How to Clean a French Coffee Press

Nothing may be more symbolic of the idea of immediate gratification than a cup of coffee from a French Press. All you do is put the grounds in, pour in boiling water, pop the top on and push slowly. Presto! Finished freshly brewed coffee without the wait for a coffee maker or percolator. You can buy the size press you need to have just as many cups of coffee as you want. The only problem is that we tend to leave the grounds sitting in the tank until we get home in the evening. During the day, the oils soak into all of the parts of the press until it's shiny innards are a dingy mess.

Clean a French Coffee Press

Step 1

Rinse off the metal screen assembly on the end of the plunger in water as hot as possible whenever you use your press. Wash the glass carafe (or beaker), either in hot, soapy water or hot water and white vinegar. Unlike coffee pots and makers, soap can be used inside press beakers since there are no nooks, crannies or surfaces where the soap can stick to ruin the taste of future brews. Rinse everything well before the next use.


Take your press apart periodically to get the coffee oil out of the mechanism that actually compresses the coffee. The assembly at the bottom of the plunger consists of the press itself (with holes and a spring around the edge to slide in the beaker), a screen, to keep the grounds from floating around the finished brew and a frame to stiffen the whole thing so it doesn't flop around as it's pressed down. Most compression assemblies can be taken apart to clean the whole surface of each piece. You can soak these pieces in white vinegar or scrub them with baking soda to remove the oil that settles between layers.


Let vinegar and baking soda "boil " away the oil as a more aggressive method of cleaning the compression assembly. Pour in enough vinegar to cover the assembly as it sits at the bottom of the beaker and add a spoonful of baking soda. Replace the plunger instantly and move it up and down as the vinegar and soda interact. Since this can pit the metal or ruin a plated finish, be sure to know what your assembly is made of and use this method only for serious staining. Rinse carefully in hot water and vinegar before using again.


Be sure that the compression assembly is rinsed clean and dried before re-assembling. Dry all pieces carefully with a soft cloth and reassemble all the pieces in the proper order. If the frame and top are chrome or some other shiny metal, be sure to dry and buff to keep the press looking sharp and remove any liquid that might stain or corrode.

Laura Reynolds

An avid perennial gardener and old house owner, Laura Reynolds has had careers in teaching and juvenile justice.
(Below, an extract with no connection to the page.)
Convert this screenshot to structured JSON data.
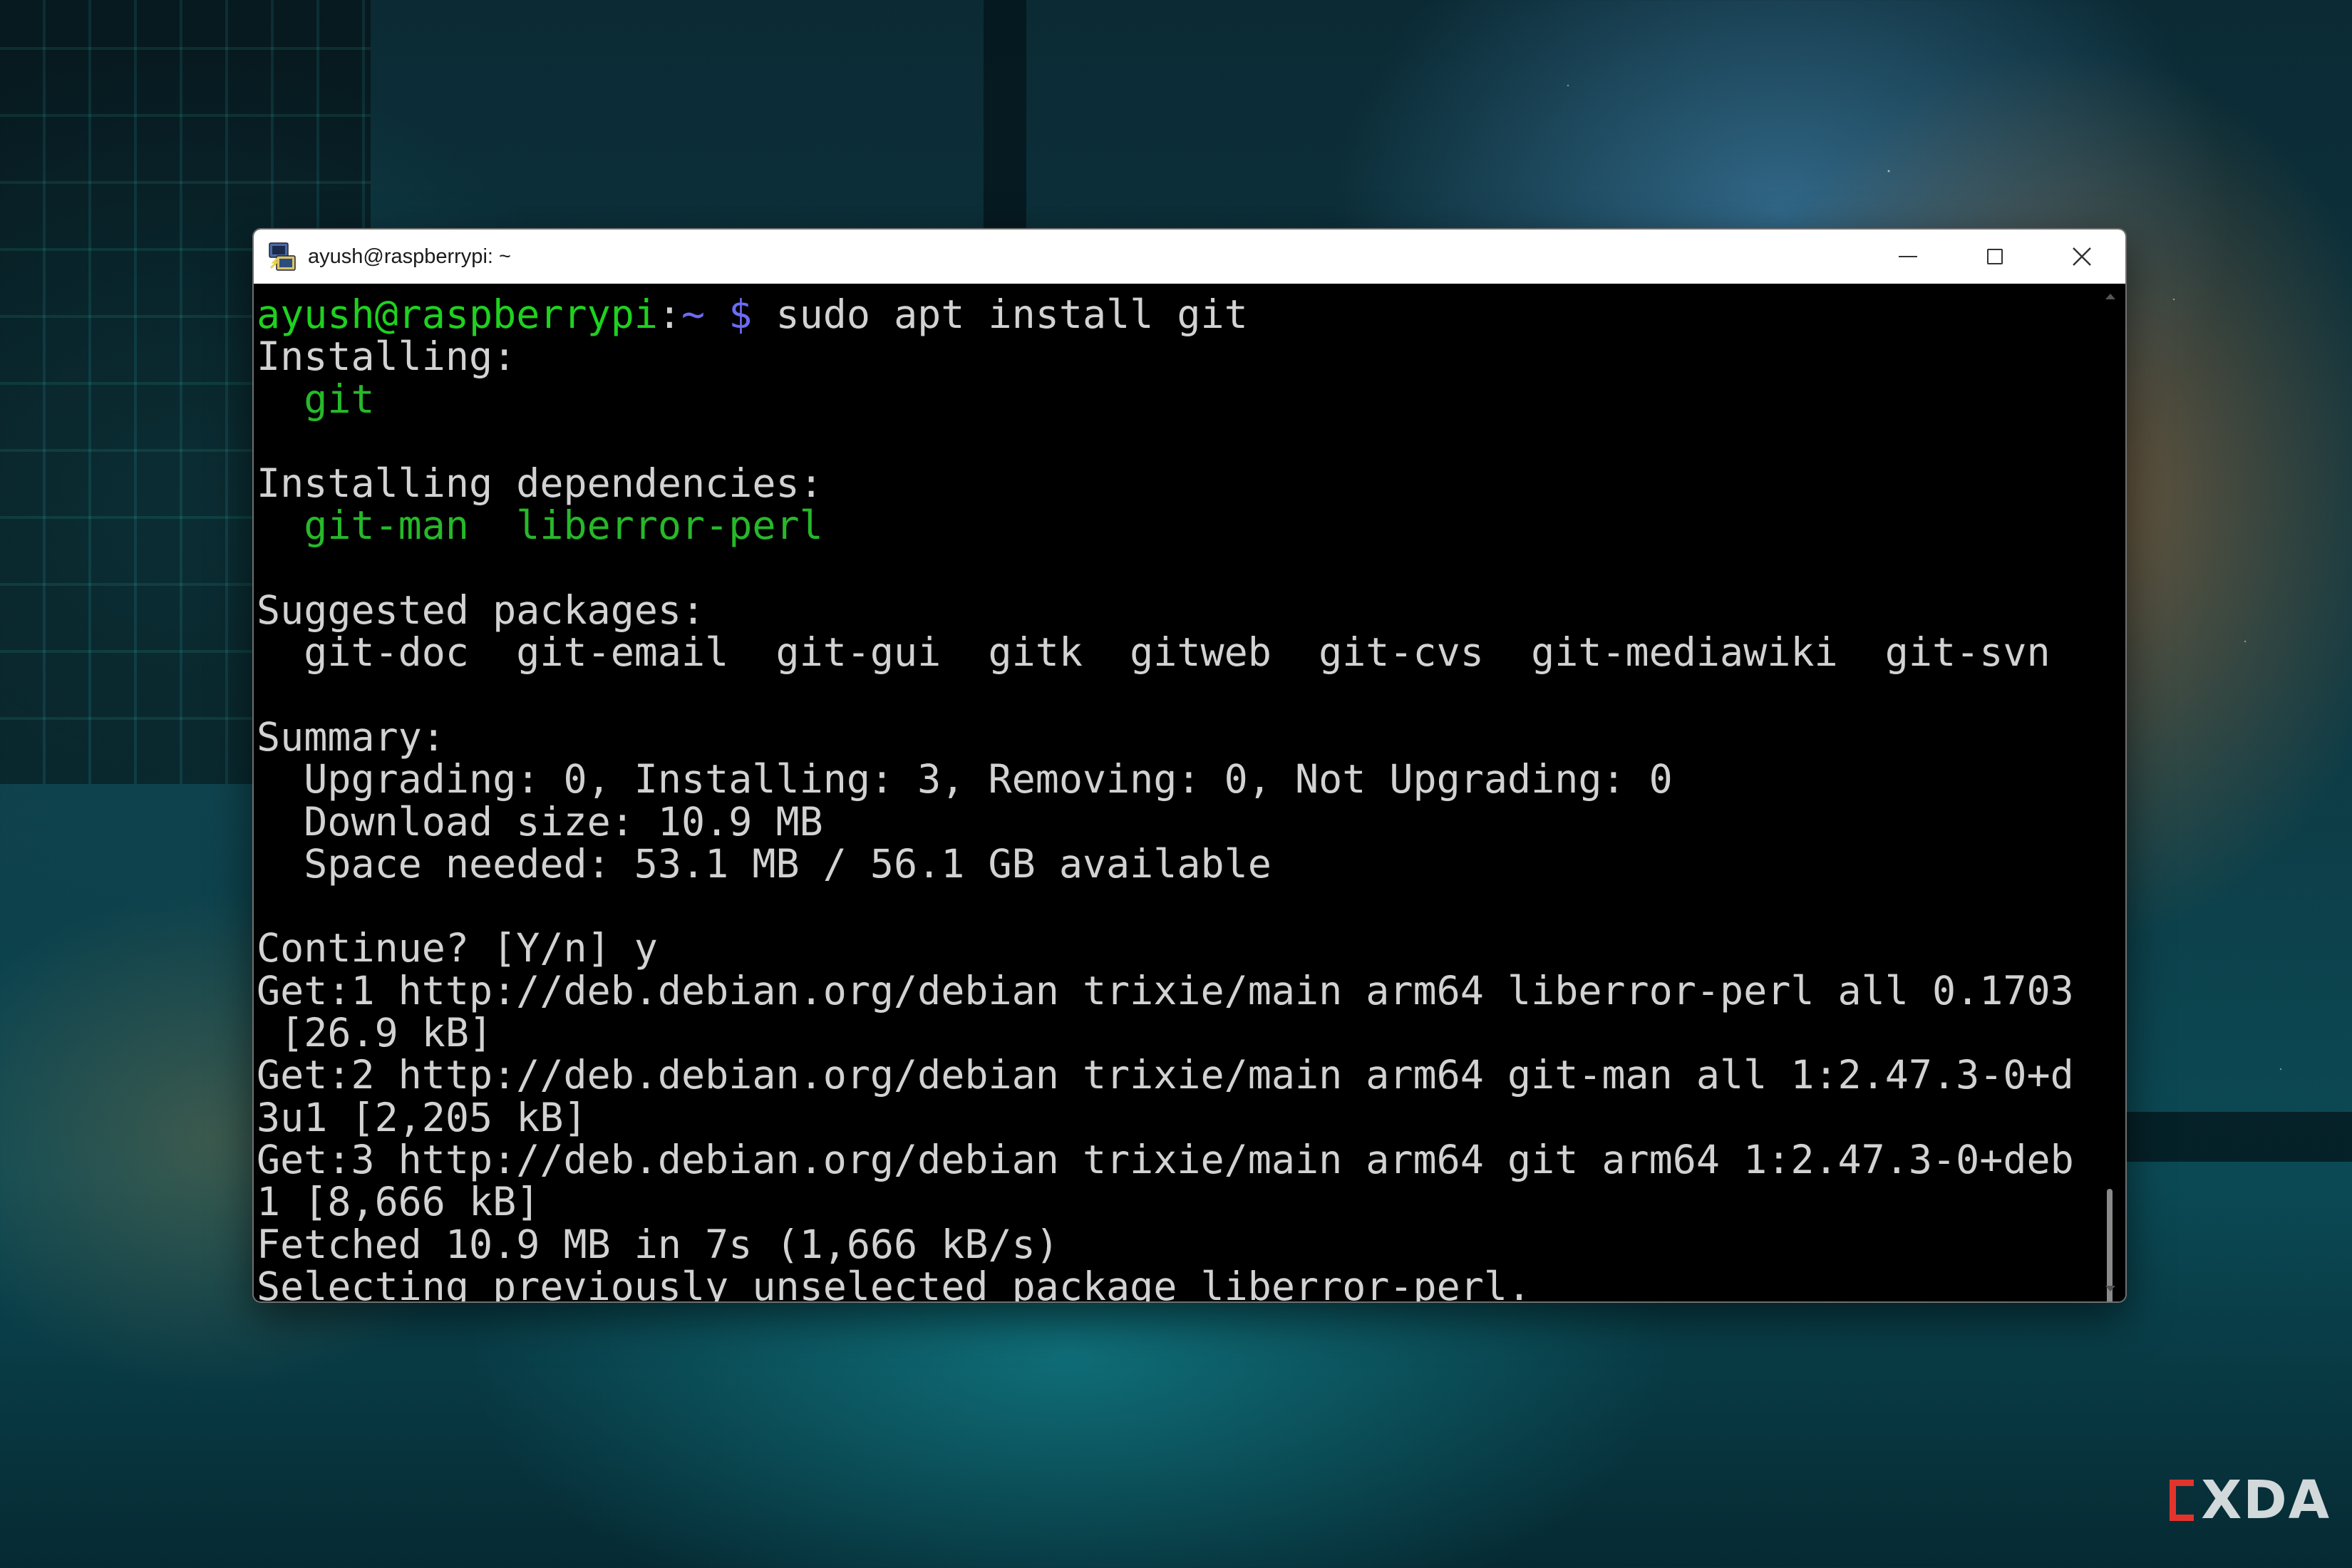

A retired municipal judgem Reynolds holds a degree in communications from Northern Illinois University. Her six children and stepchildren served as subjects of editorials during her tenure as a local newspaper editor.